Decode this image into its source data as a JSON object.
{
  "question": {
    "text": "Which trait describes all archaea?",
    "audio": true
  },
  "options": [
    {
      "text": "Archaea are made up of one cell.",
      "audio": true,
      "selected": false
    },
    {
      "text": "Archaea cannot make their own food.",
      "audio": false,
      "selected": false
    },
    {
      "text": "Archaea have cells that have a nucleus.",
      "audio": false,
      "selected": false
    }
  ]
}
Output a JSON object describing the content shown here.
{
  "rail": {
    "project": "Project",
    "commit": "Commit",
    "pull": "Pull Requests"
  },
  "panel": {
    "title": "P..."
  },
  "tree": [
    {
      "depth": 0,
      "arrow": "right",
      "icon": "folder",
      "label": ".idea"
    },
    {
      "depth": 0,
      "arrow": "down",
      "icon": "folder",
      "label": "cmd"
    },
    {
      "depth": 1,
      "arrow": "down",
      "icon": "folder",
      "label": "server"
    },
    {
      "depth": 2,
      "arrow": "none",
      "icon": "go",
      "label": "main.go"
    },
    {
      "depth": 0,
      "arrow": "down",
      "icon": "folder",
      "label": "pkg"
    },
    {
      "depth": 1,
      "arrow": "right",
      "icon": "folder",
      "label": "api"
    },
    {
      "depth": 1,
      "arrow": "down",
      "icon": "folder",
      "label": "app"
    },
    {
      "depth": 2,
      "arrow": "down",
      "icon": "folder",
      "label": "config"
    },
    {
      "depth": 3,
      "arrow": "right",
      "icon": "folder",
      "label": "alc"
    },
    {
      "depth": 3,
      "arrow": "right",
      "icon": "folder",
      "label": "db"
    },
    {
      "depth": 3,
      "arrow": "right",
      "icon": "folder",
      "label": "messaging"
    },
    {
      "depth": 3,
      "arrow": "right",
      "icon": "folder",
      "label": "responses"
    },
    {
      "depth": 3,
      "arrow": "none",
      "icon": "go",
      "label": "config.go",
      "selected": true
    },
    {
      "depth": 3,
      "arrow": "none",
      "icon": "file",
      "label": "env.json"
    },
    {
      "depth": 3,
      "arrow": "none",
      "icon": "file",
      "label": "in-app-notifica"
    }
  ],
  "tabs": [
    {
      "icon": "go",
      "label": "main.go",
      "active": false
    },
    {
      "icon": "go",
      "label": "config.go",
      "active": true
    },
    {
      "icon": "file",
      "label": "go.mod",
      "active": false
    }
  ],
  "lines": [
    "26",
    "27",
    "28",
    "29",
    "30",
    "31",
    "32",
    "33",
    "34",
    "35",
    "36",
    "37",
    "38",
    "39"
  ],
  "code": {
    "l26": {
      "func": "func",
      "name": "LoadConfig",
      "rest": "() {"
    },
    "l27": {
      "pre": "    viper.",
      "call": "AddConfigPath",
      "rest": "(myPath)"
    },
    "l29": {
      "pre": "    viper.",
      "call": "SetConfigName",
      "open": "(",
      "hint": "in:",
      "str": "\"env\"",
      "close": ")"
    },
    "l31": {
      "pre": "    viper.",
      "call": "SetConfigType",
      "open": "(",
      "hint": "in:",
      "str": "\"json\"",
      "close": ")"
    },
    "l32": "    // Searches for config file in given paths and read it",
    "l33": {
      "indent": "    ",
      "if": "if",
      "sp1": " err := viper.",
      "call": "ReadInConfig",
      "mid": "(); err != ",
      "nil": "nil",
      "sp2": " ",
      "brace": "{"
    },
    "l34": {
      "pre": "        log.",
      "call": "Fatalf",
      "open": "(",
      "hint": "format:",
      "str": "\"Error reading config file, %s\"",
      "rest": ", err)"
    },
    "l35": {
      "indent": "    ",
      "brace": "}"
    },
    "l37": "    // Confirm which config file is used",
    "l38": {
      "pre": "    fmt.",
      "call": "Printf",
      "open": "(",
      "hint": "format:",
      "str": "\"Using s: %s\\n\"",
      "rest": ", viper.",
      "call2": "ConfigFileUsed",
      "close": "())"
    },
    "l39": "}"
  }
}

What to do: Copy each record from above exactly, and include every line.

Problem solution:
Decode this image into its source data as a JSON object.
{
  "question": {
    "text": "Which trait describes all archaea?",
    "audio": true
  },
  "options": [
    {
      "text": "Archaea are made up of one cell.",
      "audio": true,
      "selected": false
    },
    {
      "text": "Archaea cannot make their own food.",
      "audio": false,
      "selected": false
    },
    {
      "text": "Archaea have cells that have a nucleus.",
      "audio": false,
      "selected": false
    }
  ]
}
Output a JSON object describing the content shown here.
{
  "rail": {
    "project": "Project",
    "commit": "Commit",
    "pull": "Pull Requests"
  },
  "panel": {
    "title": "P..."
  },
  "tree": [
    {
      "depth": 0,
      "arrow": "right",
      "icon": "folder",
      "label": ".idea"
    },
    {
      "depth": 0,
      "arrow": "down",
      "icon": "folder",
      "label": "cmd"
    },
    {
      "depth": 1,
      "arrow": "down",
      "icon": "folder",
      "label": "server"
    },
    {
      "depth": 2,
      "arrow": "none",
      "icon": "go",
      "label": "main.go"
    },
    {
      "depth": 0,
      "arrow": "down",
      "icon": "folder",
      "label": "pkg"
    },
    {
      "depth": 1,
      "arrow": "right",
      "icon": "folder",
      "label": "api"
    },
    {
      "depth": 1,
      "arrow": "down",
      "icon": "folder",
      "label": "app"
    },
    {
      "depth": 2,
      "arrow": "down",
      "icon": "folder",
      "label": "config"
    },
    {
      "depth": 3,
      "arrow": "right",
      "icon": "folder",
      "label": "alc"
    },
    {
      "depth": 3,
      "arrow": "right",
      "icon": "folder",
      "label": "db"
    },
    {
      "depth": 3,
      "arrow": "right",
      "icon": "folder",
      "label": "messaging"
    },
    {
      "depth": 3,
      "arrow": "right",
      "icon": "folder",
      "label": "responses"
    },
    {
      "depth": 3,
      "arrow": "none",
      "icon": "go",
      "label": "config.go",
      "selected": true
    },
    {
      "depth": 3,
      "arrow": "none",
      "icon": "file",
      "label": "env.json"
    },
    {
      "depth": 3,
      "arrow": "none",
      "icon": "file",
      "label": "in-app-notifica"
    }
  ],
  "tabs": [
    {
      "icon": "go",
      "label": "main.go",
      "active": false
    },
    {
      "icon": "go",
      "label": "config.go",
      "active": true
    },
    {
      "icon": "file",
      "label": "go.mod",
      "active": false
    }
  ],
  "lines": [
    "26",
    "27",
    "28",
    "29",
    "30",
    "31",
    "32",
    "33",
    "34",
    "35",
    "36",
    "37",
    "38",
    "39"
  ],
  "code": {
    "l26": {
      "func": "func",
      "name": "LoadConfig",
      "rest": "() {"
    },
    "l27": {
      "pre": "    viper.",
      "call": "AddConfigPath",
      "rest": "(myPath)"
    },
    "l29": {
      "pre": "    viper.",
      "call": "SetConfigName",
      "open": "(",
      "hint": "in:",
      "str": "\"env\"",
      "close": ")"
    },
    "l31": {
      "pre": "    viper.",
      "call": "SetConfigType",
      "open": "(",
      "hint": "in:",
      "str": "\"json\"",
      "close": ")"
    },
    "l32": "    // Searches for config file in given paths and read it",
    "l33": {
      "indent": "    ",
      "if": "if",
      "sp1": " err := viper.",
      "call": "ReadInConfig",
      "mid": "(); err != ",
      "nil": "nil",
      "sp2": " ",
      "brace": "{"
    },
    "l34": {
      "pre": "        log.",
      "call": "Fatalf",
      "open": "(",
      "hint": "format:",
      "str": "\"Error reading config file, %s\"",
      "rest": ", err)"
    },
    "l35": {
      "indent": "    ",
      "brace": "}"
    },
    "l37": "    // Confirm which config file is used",
    "l38": {
      "pre": "    fmt.",
      "call": "Printf",
      "open": "(",
      "hint": "format:",
      "str": "\"Using s: %s\\n\"",
      "rest": ", viper.",
      "call2": "ConfigFileUsed",
      "close": "())"
    },
    "l39": "}"
  }
}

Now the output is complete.